. at 130. Stay tuned, a petition for panel rehearing or rehearing en banc was filed in December.
United States v. Demott—Second Circuit reaffirms limits on background hearsay testimony
In United States v. Demott
, 906 F.3d 231 (2d Cir. 2018), the Second Circuit rejected an as applied vagueness challenge to the Analogue Act, 21 U.S.C. §§ 802(32)(A) and 813. The Court also reiterated that there are limits to the admissibility of background hearsay testimony. In Demott
, a detective described the nature of the information an informant provided that led to his involvement in the case. Id
. at 247. In an earlier case, the Second Circuit explained that the admissibility of background hearsay testimony turns on “whether the probative value of this evidence for its non-hearsay purpose is outweighed by the danger of unfair prejudice resulting from the impermissible hearsay use of the declarant’s statement.” United States v. Reyes,
18 F.3d 65, 70 (2d Cir. 1994). The hearsay testimony in Demott
should not have been admitted because the probative value of the testimony “was practically nil, while the prejudice flowing from the jury’s consideration of the content of the informant’s tip was substantial and obvious.” 906 F.3d at 248.
United States v. Barrett—circuit split deepens on § 924(c)’s residual clause
The Circuits are divided on whether 18 U.S.C. § 924(c)(3)(B) is unconstitutionally vague and the Supreme Court will review the issue in United States v. Davis
(18-431). In United States v. Barrett
, 903 F.3d 166 (2d Cir. 2018), the Second Circuit joined those courts that concluded it is not unconstitutional. The Barrett
Court held that § 924(c)(3)(B) is not unconstitutionally vague because “factfinding as to the violent nature of the predicate offense and the risk of physical force in its commission can be made by the trial jury in deciding the defendant’s guilt, thus avoiding both the Sixth Amendment and due process vagueness concerns at issue in Dimaya
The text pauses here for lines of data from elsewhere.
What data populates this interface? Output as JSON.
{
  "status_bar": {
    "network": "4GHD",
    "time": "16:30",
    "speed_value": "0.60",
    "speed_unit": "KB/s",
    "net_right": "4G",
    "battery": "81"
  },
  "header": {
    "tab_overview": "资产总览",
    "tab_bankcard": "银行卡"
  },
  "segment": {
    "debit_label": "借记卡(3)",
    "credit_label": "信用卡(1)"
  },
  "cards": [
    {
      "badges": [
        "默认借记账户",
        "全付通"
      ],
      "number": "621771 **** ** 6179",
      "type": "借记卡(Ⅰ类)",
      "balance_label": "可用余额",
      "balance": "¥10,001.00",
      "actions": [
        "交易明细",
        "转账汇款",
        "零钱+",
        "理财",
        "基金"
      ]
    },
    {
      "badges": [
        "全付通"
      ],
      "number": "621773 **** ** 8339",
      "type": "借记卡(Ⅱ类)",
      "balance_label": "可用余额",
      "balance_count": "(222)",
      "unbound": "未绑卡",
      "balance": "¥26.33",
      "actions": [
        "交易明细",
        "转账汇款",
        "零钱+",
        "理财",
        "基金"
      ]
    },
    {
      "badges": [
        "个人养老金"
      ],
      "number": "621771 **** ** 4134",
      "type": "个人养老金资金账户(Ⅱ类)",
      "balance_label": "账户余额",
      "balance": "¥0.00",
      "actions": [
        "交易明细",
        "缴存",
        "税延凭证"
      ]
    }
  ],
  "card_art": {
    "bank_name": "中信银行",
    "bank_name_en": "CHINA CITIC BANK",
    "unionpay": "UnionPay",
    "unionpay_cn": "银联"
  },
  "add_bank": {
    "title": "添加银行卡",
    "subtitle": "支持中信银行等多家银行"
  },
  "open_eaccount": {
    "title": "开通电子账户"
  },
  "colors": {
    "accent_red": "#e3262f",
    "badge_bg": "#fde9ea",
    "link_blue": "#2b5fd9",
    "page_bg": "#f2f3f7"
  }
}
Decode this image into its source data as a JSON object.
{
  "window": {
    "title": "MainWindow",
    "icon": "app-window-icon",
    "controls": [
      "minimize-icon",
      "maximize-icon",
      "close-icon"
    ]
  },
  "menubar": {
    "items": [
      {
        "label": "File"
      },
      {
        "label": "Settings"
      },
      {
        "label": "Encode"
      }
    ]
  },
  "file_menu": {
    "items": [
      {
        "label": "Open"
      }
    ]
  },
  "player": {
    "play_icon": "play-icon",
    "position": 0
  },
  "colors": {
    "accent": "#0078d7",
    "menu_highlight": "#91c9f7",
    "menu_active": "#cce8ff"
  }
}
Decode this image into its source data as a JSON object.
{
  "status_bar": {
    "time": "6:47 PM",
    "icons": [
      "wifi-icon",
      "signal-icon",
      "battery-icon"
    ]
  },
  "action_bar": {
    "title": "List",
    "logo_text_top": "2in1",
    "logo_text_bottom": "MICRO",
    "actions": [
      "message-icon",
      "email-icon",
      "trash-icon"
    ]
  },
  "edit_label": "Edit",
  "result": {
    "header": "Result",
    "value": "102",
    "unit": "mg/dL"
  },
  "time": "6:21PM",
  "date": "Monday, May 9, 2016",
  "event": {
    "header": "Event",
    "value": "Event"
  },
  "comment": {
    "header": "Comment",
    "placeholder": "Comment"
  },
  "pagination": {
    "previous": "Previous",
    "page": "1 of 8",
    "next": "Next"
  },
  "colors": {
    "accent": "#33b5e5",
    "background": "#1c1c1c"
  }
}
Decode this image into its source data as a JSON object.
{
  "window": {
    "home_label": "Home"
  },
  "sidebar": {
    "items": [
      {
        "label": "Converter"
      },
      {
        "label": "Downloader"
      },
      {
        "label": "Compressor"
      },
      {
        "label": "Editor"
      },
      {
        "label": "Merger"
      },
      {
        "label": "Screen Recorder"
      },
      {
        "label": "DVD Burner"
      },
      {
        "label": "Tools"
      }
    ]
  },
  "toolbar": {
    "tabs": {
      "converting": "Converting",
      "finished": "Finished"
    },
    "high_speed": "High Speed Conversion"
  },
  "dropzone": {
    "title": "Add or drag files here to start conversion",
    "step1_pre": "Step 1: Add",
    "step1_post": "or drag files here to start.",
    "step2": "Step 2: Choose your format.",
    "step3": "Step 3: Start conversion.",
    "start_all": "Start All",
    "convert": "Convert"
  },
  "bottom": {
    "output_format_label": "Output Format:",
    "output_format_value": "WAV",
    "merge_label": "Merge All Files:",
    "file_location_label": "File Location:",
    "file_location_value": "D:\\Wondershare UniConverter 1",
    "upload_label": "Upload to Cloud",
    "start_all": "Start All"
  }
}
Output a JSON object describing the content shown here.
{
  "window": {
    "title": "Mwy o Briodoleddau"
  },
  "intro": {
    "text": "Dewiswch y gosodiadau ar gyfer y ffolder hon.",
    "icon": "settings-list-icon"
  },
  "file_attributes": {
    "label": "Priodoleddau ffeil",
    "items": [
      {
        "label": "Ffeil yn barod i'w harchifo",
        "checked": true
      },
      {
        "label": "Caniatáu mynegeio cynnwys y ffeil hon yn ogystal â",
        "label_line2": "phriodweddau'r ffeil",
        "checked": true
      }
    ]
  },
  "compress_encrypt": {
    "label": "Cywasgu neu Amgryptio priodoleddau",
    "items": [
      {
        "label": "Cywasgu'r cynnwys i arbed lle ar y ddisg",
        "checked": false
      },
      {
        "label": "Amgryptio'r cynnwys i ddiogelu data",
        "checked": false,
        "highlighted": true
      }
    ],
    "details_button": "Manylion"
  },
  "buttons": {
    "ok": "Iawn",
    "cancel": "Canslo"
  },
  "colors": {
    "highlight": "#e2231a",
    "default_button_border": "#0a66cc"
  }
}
.” The Court held that the fact that Barrett’s jury did not make a finding regarding force was harmless error in light of the specific facts of his case. The Circuit further held that a Hobbs Act Robbery conspiracy is a crime of violence because the object of the conspiracy, the Hobbs Act Robbery, is a crime of violence.
United States v. Santillan—Second Circuit upholds extended vehicle stop based on nervousness and vague answers
In United States v. Santillan
, 902 F.3d 49 (2d Cir. 2018), the Second Circuit rejected a claim that officers lacked reasonable suspicion to continue a traffic stop under Rodriguez v. United States
, 135 S.Ct. 1609 (2015) (holding that officers must have reasonable suspicion of criminal activity to prolong a traffic stop beyond the time necessary to deal with any traffic infraction). Although nervousness is an oft-criticized reasonable-suspicion factor, the Santillan
Court held that the officer had reasonable suspicion based on the vehicle occupants’ “nervous behavior, illustrated by their avoidance of eye contact . . . and visibly shaking hands, coupled with their inability to provide a clear answer as to where they had come from.” 902 F.3d at 57.
Judge Pooler dissented from the panel’s reasonable suspicion conclusion because “[t]his case is a clear example of officers acting on a ‘mere hunch.’” Id
. at 63 (Pooler, J., dissenting). Judge Pooler argued that upholding a stop in these circumstances “may winnow the protections of the Fourth Amendment to a near nullity whenever an officer deems an individual simply ‘too nervous.’” Id